  • Do use paper and pencil to have a dialing “get this done” to-do list for school each day.
  • Do establish lunch time, using a packed lunch to make it as true to school as you can.

Social Interaction: Using technology to connect is already in most children’s skill sets when it comes to non-family members.  To keep things “normalized,” try these tips

  • Do have children online socialize with their friends during the home-school lunch period and any recess times you build into the day.
  • Do have the children set-up times (or if younger, parents set up with other parents) that schedule interactions online, trying to use the same time every day.
  • Do begin to build in fun family activities daily, such as board games or family movie time, to use the family as a way of continuing social contact.

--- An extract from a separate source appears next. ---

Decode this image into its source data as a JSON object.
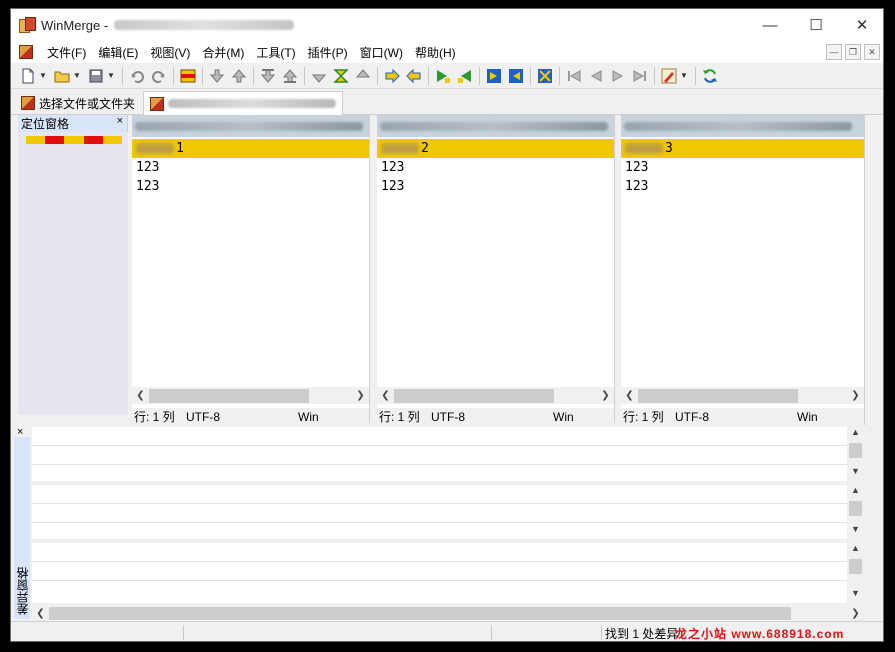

Talking About COVID-19:  Every year, we talk to our children about colds and the flu.  The vast majority of us do it when it’s cold outside and when we take them for the flu vaccine.  Using those times as a model, “normalize” your conversations about COVID-19 by using similar language, but if your child is very anxious, try these tips

  • Do allow them to talk about their fears while keeping a cooler head
  • Do use the F E A R approach to working through their fears:
    • F: Talk about the fear and how others get scared too
    • E: Have your child share expecting bad things to happen ideas to hear their scary thoughts out loud
    • A: Help your child recall other times they were afraid but came up with ways of handling it using alternative ideas (I could instead wash my hands, instead not touch my face, instead stay an arm’s length away if I’m outside) instead) and alternative actions to cope with being afraid (fun-time hand washing, silly touching my hips/knees/toes, hold out my arms and helicopter spin to see how far apart I am).
    • R: Help your child notice how well things turned out every day as the result of coping and reward themselves with pats on the back or a treat.

Remember, Apart We Stand Together